Why did Hewlett-Packard plunk down $4.5 billion for Mercury Interactive? Two words: Adaptive. Enterprise.
That long-standing HP initiative purports to link IT assets directly to business value. Until now, HP could only make this connection at the network and systems level with OpenView. With Mercury’s software, it adds hooks into application monitoring and portfolio management, which are key technologies for enterprises that want to tie technology resource allocation to business outcomes.
Thomas Hogan, HP’s senior vice president of software, told InfoWorld that Mercury’s software portfolio and project management wares fill a critical gap in HP’s product line. “It gives us access at a strategic level to the CIO. Instead of being viewed as a killer server company and a killer printer company, now we’re engaged at the CIO level to talk about running his organization as a business and optimizing business outcomes,” Hogan says.
Mercury CMO Christopher Lochhead says the Adaptive Enterprise and Mercury’s BTO (Business Technology Optimization) initiatives are different sides of the same coin. HP handles management and monitoring of systems and network assets. Mercury engages in parallel efforts with software. “We already have customers who have integrated the OpenView and Mercury dashboards,” he notes.
Fair enough, says Forrester analyst Carey Schwaber. But that vision doesn’t encompass Mercury’s strength in pre-deployment application QA testing. With the acquisition, she sees a risk that pre-deployment testing will fall through the cracks. “It will definitely require a mind shift on HP’s part to start thinking more about testing,” Schwaber says.
Mercury’s Lochhead counters that, although it’s too early to discuss the details of merged product lines and services, application testing is integral to the companies’ shared vision because business stakeholders already use the test phase to check whether they have received the functionality they demanded.
The big question is whether HP is capable of succeeding with software at any layer higher than that of OpenView. Last week, HP CEO Mark Hurd told analysts that software can be one of HP’s “crown jewels.” After a long line of HP software fiascos, including the failure to capitalize on its eSpeak Web services innovations, the squandering of Bluestone middleware and its excellent app server technology, it’s anyone’s guess how big that chance might be.

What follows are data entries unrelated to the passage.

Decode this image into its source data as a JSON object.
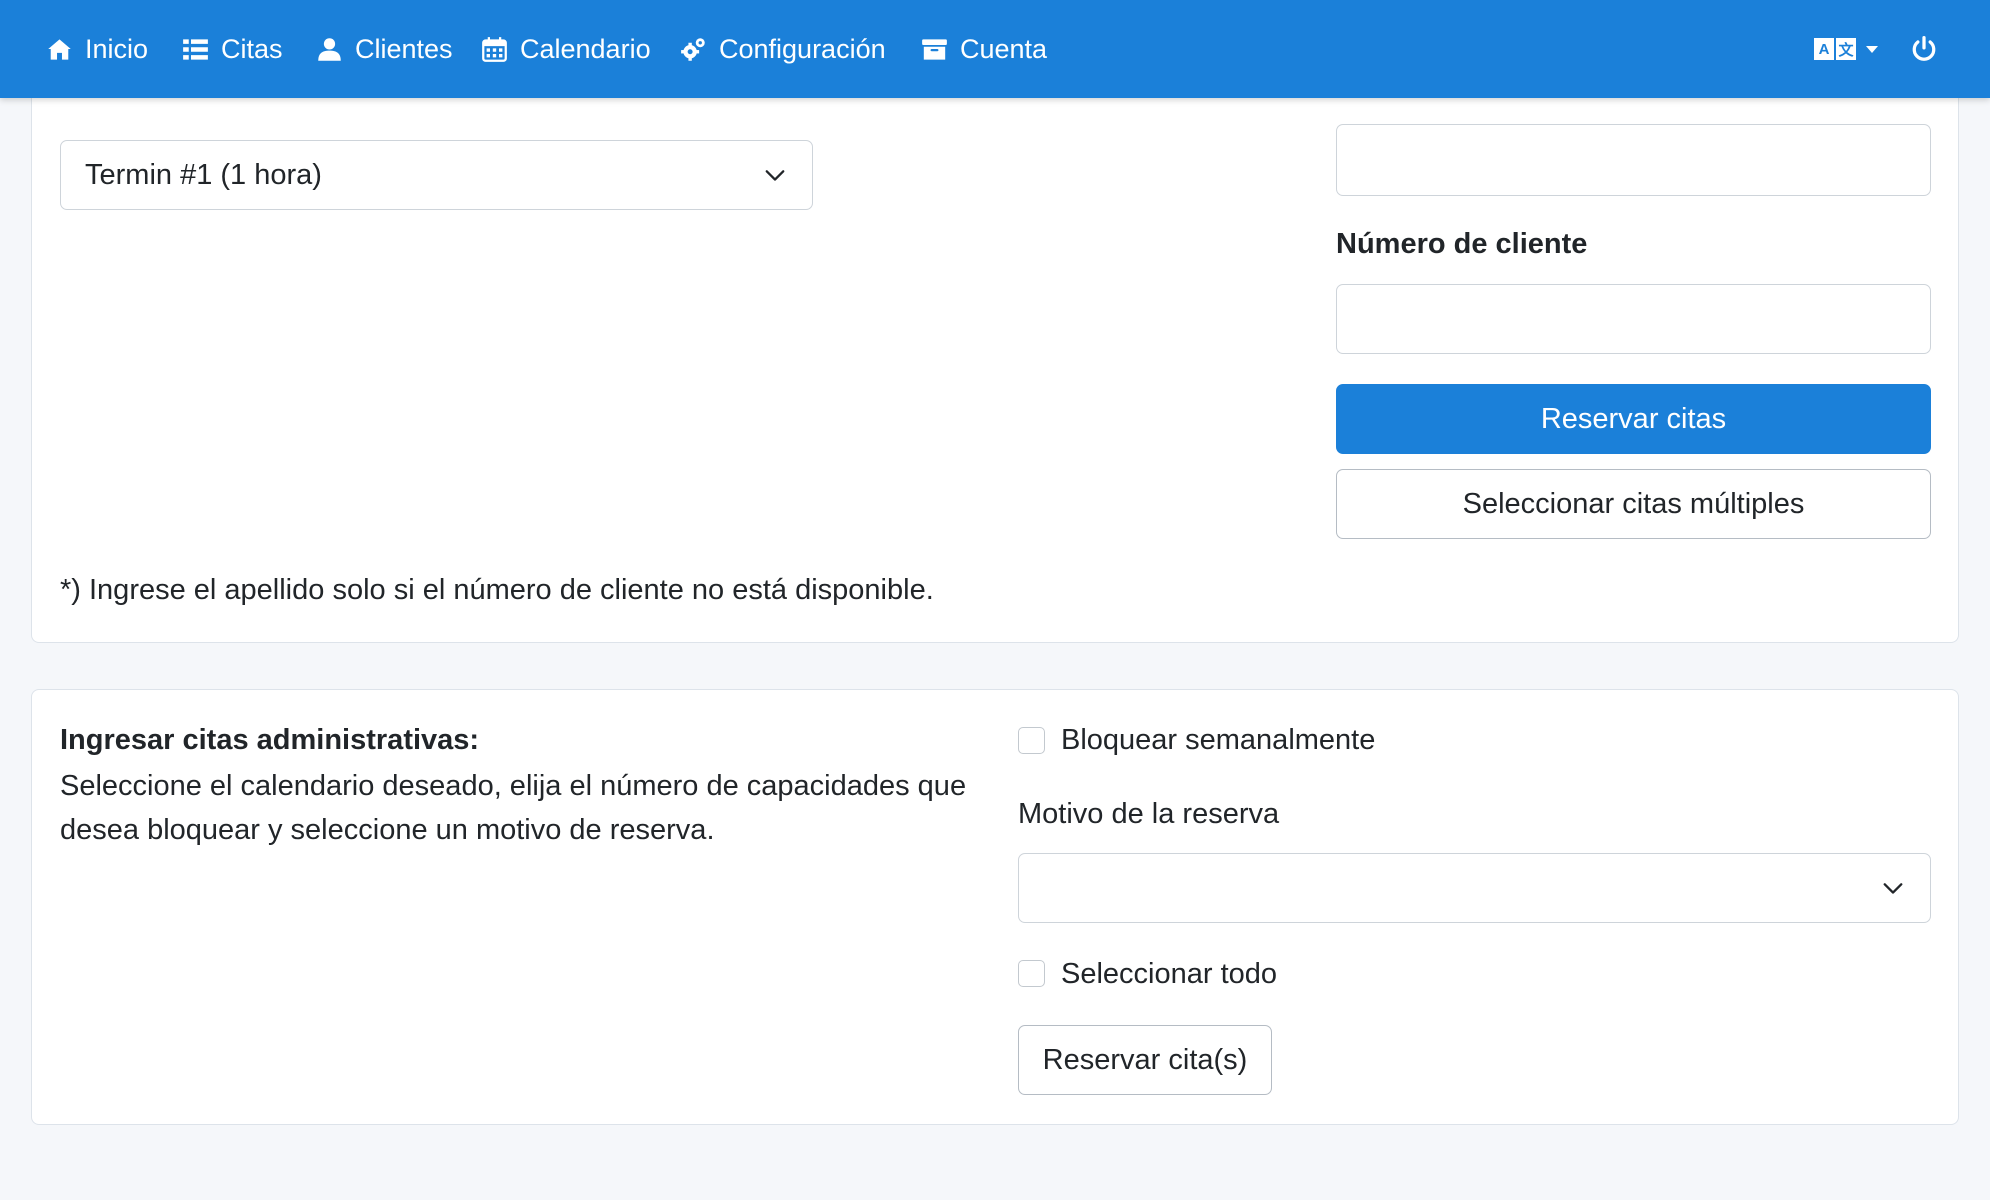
{
  "nav": {
    "items": [
      {
        "label": "Inicio",
        "icon": "home-icon"
      },
      {
        "label": "Citas",
        "icon": "list-icon"
      },
      {
        "label": "Clientes",
        "icon": "user-icon"
      },
      {
        "label": "Calendario",
        "icon": "calendar-icon"
      },
      {
        "label": "Configuración",
        "icon": "cogs-icon"
      },
      {
        "label": "Cuenta",
        "icon": "archive-icon"
      }
    ],
    "language_icon": "language-icon",
    "power_icon": "power-icon"
  },
  "colors": {
    "primary": "#1b80d9",
    "background": "#f5f7fa",
    "text": "#212529"
  },
  "booking_card": {
    "appointment_select_value": "Termin #1 (1 hora)",
    "top_field_value": "",
    "customer_number_label": "Número de cliente",
    "customer_number_value": "",
    "reserve_button": "Reservar citas",
    "multi_select_button": "Seleccionar citas múltiples",
    "footnote": "*) Ingrese el apellido solo si el número de cliente no está disponible."
  },
  "admin_card": {
    "title": "Ingresar citas administrativas:",
    "description": "Seleccione el calendario deseado, elija el número de capacidades que desea bloquear y seleccione un motivo de reserva.",
    "block_weekly_label": "Bloquear semanalmente",
    "block_weekly_checked": false,
    "reason_label": "Motivo de la reserva",
    "reason_value": "",
    "select_all_label": "Seleccionar todo",
    "select_all_checked": false,
    "reserve_button": "Reservar cita(s)"
  }
}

It all comes down to execution. If HP can integrate Mercury’s portfolio, it’s a huge win that will breathe life into the Adaptive Enterprise pitch. If the company can’t digest Mercury, well, with a $4.5 billion on the table, HP can’t afford to lose this time.